Some of the dinosaur bones like the T-Rex skull are encased in glass. But many of the fossils are out in the open and close enough to touch (I don’t think you are allowed to though).
Each display has background lights that randomly change color, making it a fun exhibit to walk through. You can see the entire exhibit in less than 45 minutes.
The Fort Worth Museum of Science and History is located in the Cultural District of Fort Worth. It’s next door to the National Cowgirl Museum and Hall of Fame, and not very far from the Fort Worth Botanic Garden.
Dinosaurs and Fossils
This exhibit of the two fighting dinosaurs will immediately catch your attention.

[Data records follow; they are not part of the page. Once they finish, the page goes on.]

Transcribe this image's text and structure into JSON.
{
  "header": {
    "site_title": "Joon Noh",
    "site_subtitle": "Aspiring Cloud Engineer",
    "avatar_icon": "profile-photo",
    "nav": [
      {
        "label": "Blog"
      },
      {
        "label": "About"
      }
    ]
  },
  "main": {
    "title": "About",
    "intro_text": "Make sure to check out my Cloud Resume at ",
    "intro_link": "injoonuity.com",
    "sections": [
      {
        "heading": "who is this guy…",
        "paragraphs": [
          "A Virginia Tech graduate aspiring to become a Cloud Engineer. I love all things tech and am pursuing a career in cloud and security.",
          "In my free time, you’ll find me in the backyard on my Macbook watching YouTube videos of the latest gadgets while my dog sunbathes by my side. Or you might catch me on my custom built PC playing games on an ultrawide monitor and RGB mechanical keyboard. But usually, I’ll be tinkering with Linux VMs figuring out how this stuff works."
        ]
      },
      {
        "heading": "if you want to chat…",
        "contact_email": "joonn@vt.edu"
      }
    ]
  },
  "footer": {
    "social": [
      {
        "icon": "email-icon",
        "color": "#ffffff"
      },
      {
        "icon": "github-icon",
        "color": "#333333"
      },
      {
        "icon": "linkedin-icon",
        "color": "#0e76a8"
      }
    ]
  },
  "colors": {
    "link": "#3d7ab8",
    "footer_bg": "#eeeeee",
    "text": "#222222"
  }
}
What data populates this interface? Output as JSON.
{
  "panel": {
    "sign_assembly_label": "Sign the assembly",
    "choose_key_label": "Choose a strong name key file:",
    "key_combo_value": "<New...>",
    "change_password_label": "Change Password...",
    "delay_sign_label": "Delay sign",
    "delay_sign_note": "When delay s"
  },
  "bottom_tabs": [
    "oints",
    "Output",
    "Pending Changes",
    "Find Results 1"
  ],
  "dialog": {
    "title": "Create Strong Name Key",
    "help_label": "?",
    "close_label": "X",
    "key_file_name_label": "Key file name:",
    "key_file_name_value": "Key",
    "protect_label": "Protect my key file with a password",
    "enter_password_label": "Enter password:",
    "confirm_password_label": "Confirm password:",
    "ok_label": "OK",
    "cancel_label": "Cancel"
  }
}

The larger dinosaur is called an Allosaurus and was the top predator during the late Jurassic Period, according to the museum display.
The dinosaur on the ground, fighting for its life, is called a Camptosaurus. Compared to other dinosaurs, the Camptosaurus was slow and had few defenses. It was easy prey for the larger and faster Allosaurus.
The skull of the Tyrannosaurus Rex will leave you speechless and in awe. Its razor-sharp teeth were designed to bring down any prey. Be thankful these creatures are not roaming around today.
You might mistake this fossil for some type of rock or orb. But it’s actually a fossilized dinosaur egg. More specifically, it’s an egg from a Saltasaurus. DinoLab has many dinosaur eggs on display.
This one is only about the size of a softball, but a hatched Saltasaurus could grow to over 40 feet long and weight 2.5 tons. It’s amazing something so delicate like an egg could turn to stone over time.
The skeleton of the Tenontosaurus Dossi looks ferocious, but this dinosaur was a herbivore that fed on plants. The display also states it could walk on either two or four legs. This dinosaur was discovered in 1988 near Weatherford, Texas.
Turtle Shell Fossil
DinoLab has all the makings of being an awesome dinosaur exhibit. T-Rex skull …. check. Cool dinosaurs skeletons … check. Pre-historic turtle …. wait, what? That’s right, encased in glass is a shell of a prehistoric turtle.
This shell is fairly large, but it’s not much different looking than the turtle shells you see today. The giant and terrifying dinosaurs like the T-Rex went extinct, but the slow and tiny turtle won the race of evolution.
You will discover fossils everywhere where you look at DinoLabs. One of the back walls is covered with marine fossils, petrified wood, and plant fossils from the time of the dinosaurs. Another wall features a huge display of individual dinosaur bones.
More Dinosaurs at the Museum
Since it’s too big to fit into the DinoLab exhibit, the 60-foot long skeleton of Paluxysaurus Jonesi is located down the hall. This skeleton was pieced together from bones of four different dinosaurs found on a North Texas ranch.
You can see its actual footprints of this massive creature and other dinosaurs at Dinosaur Valley State Park near Glen Rose, Texas. Paluxysaurus
Excavation Site for Kids
If you have kids, there’s a pretend excavation site called DinoDig® around the corner, next to the Energy Blast exhibit. There’s a large area with sand and rock formations with embedded fossils for children to find. Parents can sit and relax around the “dig site”, while their kids pretend to be
|Address:||1600 Gendy St|
Fort Worth, TX 76107